* TASK PROMPT *
Search the records below for the string "JSON", and report each line that contains it.

(PROVIDED DATA begins)

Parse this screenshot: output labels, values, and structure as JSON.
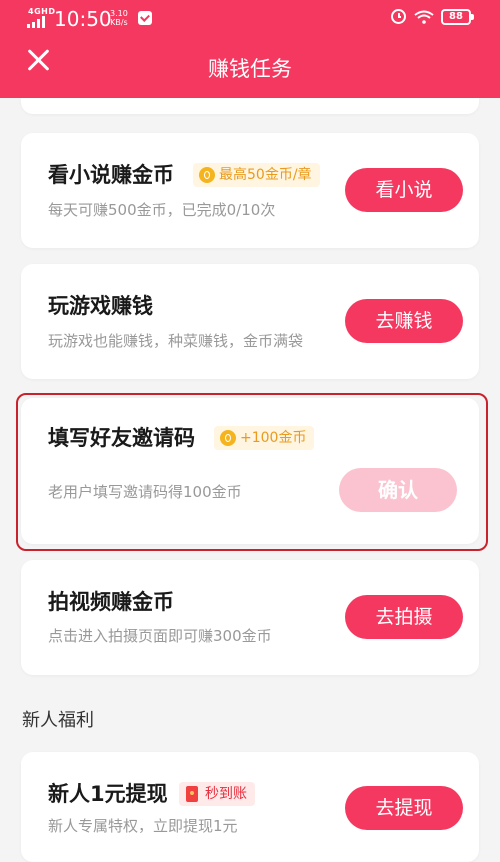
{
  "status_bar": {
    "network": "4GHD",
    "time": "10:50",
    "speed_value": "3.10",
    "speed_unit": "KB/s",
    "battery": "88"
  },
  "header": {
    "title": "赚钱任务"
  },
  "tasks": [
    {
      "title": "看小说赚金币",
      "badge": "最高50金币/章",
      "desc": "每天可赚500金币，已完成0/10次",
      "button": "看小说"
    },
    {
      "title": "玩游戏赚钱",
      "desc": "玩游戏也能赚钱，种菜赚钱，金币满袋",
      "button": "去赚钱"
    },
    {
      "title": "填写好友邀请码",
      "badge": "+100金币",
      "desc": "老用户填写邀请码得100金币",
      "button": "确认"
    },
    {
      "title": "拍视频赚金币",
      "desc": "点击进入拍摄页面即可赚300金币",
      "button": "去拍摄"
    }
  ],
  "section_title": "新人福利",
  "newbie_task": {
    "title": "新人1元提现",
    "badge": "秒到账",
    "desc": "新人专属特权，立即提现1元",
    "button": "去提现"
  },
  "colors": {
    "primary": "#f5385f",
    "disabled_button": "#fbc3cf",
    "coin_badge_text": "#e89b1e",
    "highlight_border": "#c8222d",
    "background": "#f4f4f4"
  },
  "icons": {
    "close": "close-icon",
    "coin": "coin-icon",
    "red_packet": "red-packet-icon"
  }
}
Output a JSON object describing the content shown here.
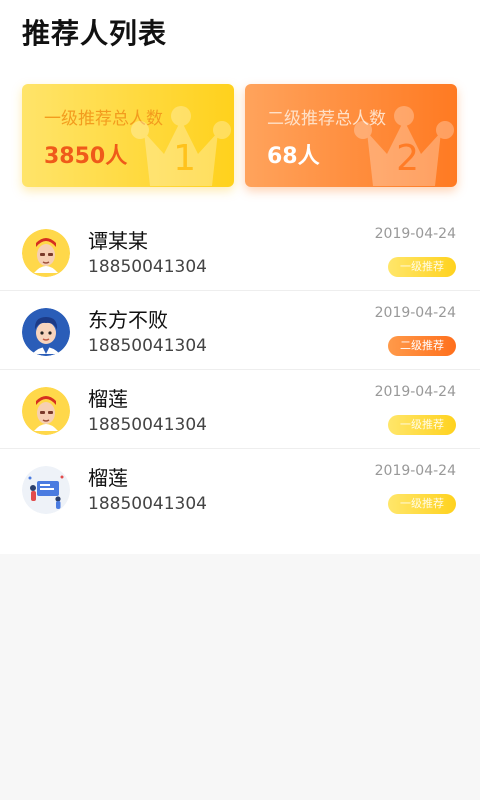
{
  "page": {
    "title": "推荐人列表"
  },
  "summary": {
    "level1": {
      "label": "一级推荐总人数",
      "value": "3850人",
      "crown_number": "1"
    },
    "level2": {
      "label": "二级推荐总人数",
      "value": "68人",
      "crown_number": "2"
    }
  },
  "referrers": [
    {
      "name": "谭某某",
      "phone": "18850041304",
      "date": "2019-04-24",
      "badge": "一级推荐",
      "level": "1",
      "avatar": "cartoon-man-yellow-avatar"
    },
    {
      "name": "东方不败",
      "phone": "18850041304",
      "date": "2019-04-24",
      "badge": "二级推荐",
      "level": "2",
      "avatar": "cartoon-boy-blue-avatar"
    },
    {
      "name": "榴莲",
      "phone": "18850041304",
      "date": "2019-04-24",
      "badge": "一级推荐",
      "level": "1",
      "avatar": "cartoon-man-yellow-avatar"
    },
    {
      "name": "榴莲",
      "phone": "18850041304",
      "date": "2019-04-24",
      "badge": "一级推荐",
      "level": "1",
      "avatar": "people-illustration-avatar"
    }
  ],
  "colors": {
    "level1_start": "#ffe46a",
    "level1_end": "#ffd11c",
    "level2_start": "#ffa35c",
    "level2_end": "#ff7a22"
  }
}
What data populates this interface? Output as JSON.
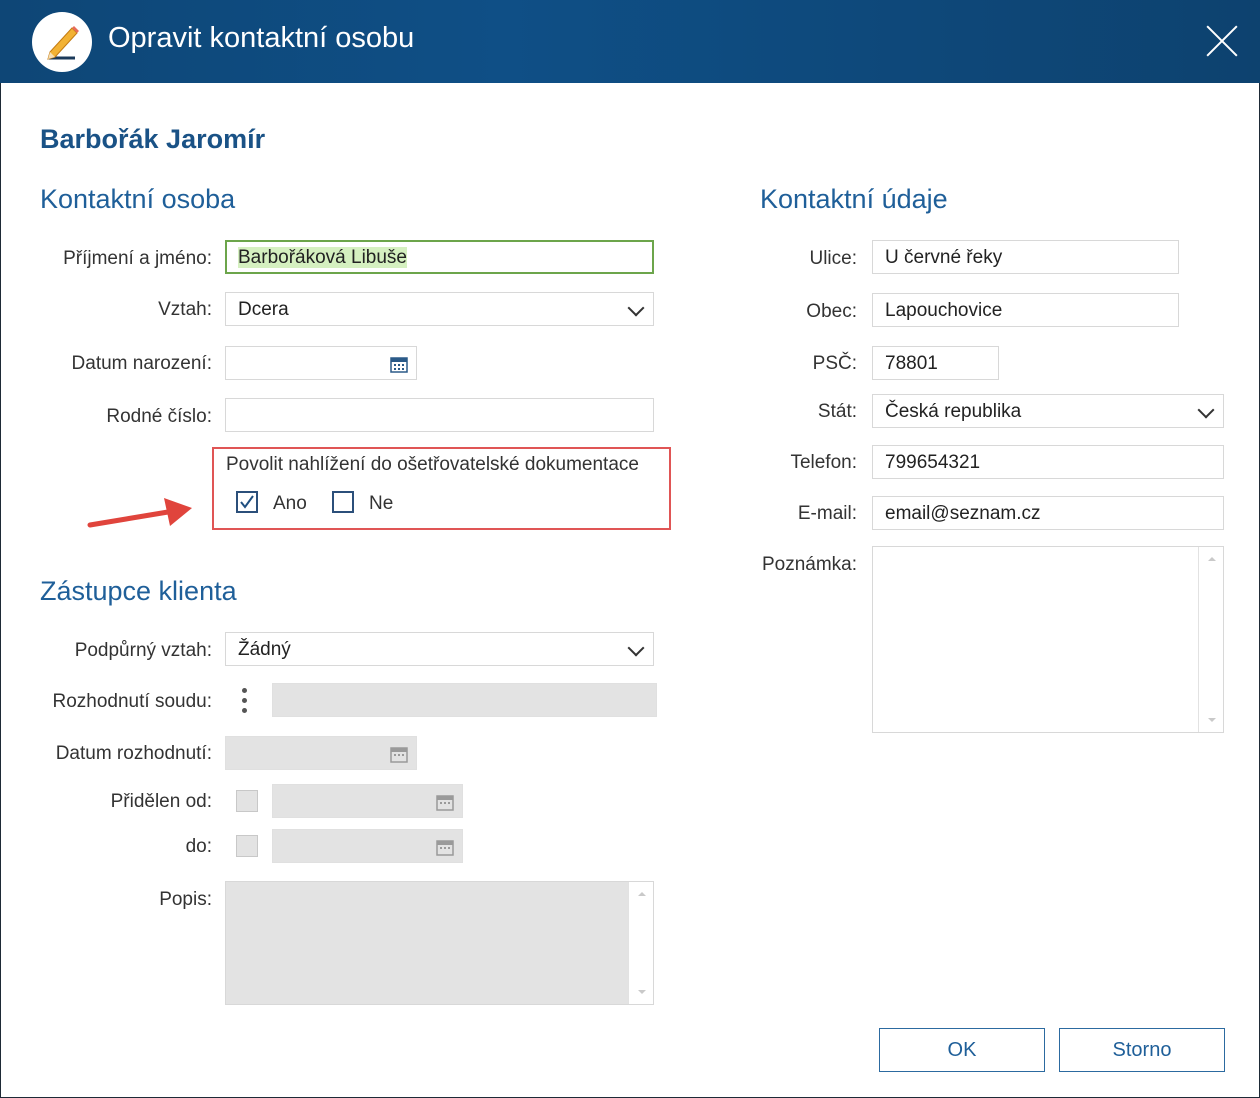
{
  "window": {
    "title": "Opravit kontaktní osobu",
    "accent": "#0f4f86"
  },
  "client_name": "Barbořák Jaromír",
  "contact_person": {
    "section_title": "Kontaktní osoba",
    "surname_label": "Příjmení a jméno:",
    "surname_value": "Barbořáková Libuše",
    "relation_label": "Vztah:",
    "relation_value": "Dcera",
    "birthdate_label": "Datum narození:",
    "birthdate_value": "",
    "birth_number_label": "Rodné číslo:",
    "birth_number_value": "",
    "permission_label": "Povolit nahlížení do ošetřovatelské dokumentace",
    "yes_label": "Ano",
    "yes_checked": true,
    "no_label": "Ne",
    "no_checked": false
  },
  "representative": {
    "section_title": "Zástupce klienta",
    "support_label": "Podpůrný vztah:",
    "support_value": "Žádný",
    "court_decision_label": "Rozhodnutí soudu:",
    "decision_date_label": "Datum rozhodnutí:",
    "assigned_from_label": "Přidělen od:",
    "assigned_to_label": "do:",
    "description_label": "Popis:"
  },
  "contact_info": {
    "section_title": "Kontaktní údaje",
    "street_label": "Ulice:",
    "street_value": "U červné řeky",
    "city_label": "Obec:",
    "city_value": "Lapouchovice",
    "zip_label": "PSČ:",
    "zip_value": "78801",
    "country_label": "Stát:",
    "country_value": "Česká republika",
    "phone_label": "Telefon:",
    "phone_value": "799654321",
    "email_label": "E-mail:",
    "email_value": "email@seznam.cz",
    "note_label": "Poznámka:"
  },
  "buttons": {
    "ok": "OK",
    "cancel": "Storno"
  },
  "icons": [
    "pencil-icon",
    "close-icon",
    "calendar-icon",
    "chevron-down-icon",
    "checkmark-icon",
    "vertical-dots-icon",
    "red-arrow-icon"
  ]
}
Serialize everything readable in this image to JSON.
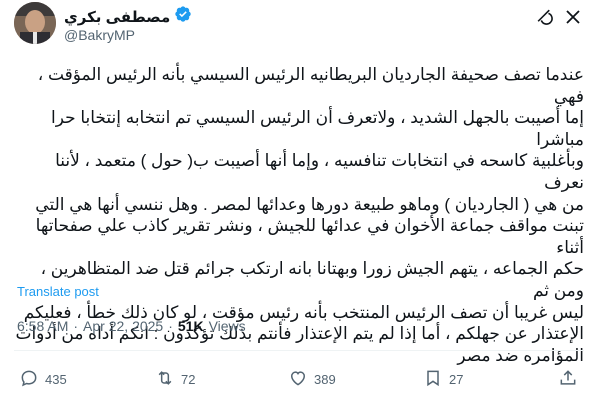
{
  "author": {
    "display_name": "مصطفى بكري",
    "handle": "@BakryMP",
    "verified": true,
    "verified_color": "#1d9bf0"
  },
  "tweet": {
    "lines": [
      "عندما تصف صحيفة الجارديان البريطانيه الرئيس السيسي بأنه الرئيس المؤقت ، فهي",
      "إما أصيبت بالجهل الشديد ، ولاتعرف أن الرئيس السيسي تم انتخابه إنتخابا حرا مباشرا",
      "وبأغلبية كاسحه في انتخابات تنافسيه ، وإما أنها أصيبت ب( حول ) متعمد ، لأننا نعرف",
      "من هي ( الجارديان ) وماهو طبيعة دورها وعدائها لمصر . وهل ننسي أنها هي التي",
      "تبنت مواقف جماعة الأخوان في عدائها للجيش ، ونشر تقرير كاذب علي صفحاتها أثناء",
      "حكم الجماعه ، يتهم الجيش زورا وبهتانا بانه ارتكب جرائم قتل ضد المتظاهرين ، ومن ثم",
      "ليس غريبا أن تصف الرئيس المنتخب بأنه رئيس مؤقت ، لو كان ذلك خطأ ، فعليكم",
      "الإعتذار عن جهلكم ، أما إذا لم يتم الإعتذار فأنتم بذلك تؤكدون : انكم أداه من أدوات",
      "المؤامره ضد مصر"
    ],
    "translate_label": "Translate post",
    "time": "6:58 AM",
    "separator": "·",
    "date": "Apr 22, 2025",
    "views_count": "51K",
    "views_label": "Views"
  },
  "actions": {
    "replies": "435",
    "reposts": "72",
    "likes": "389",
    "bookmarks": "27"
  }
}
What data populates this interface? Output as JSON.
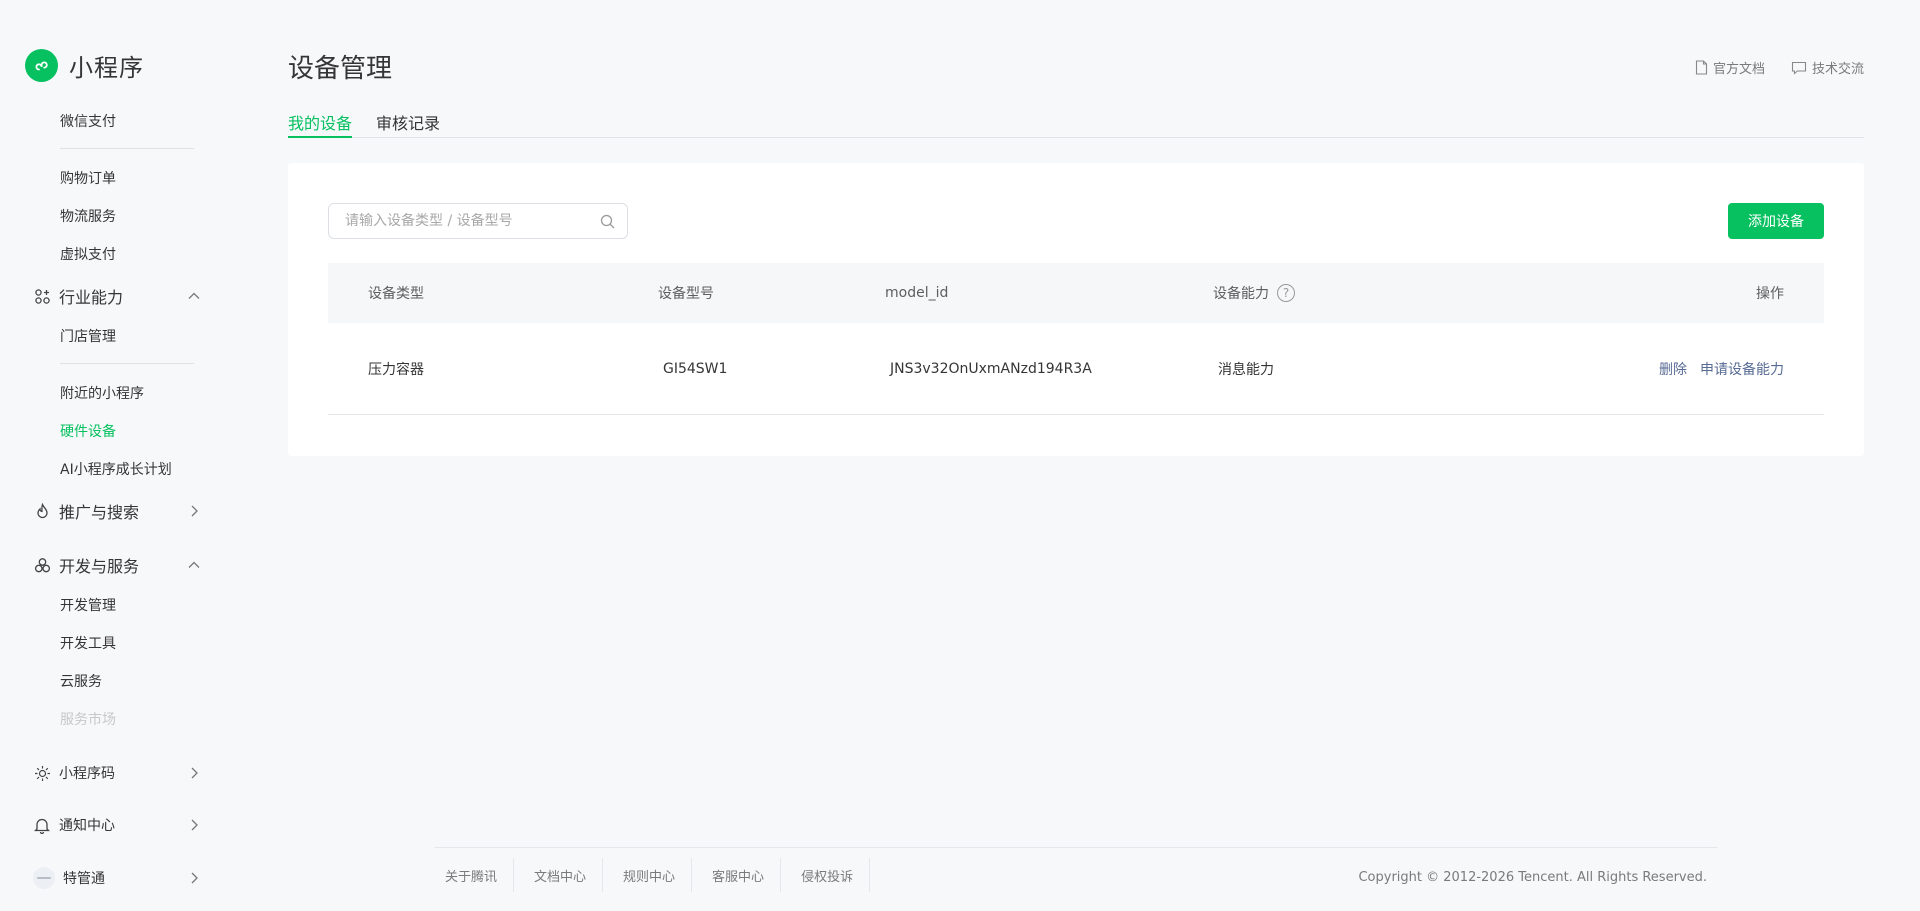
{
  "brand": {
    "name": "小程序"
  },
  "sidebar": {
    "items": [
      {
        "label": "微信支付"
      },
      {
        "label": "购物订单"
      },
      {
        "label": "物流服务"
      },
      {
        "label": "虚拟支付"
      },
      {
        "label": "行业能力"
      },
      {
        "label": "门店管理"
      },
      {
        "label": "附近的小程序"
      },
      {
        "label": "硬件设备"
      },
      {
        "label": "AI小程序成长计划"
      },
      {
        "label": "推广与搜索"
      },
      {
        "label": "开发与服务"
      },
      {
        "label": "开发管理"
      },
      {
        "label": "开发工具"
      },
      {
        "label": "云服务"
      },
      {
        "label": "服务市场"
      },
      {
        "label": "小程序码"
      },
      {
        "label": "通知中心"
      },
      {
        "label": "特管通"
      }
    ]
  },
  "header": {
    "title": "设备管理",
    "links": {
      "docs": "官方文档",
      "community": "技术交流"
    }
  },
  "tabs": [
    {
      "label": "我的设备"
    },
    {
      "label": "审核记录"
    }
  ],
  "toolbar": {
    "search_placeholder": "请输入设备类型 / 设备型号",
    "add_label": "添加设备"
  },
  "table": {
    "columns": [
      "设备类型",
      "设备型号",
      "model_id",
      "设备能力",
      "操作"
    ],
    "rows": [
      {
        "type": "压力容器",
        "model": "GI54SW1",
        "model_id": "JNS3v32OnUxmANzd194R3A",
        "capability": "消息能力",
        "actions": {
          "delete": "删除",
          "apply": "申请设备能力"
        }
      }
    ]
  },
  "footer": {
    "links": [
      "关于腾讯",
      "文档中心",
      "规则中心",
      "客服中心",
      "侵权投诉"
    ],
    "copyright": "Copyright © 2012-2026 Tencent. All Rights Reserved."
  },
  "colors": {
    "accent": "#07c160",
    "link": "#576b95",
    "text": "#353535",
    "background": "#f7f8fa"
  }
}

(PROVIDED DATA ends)

* ANSWER SECTION *
Parse this screenshot: output labels, values, and structure as JSON.
Output a JSON object describing the content shown here.
What data populates this interface? Output as JSON.
Serialize everything readable in this image to JSON.
What data populates this interface? Output as JSON.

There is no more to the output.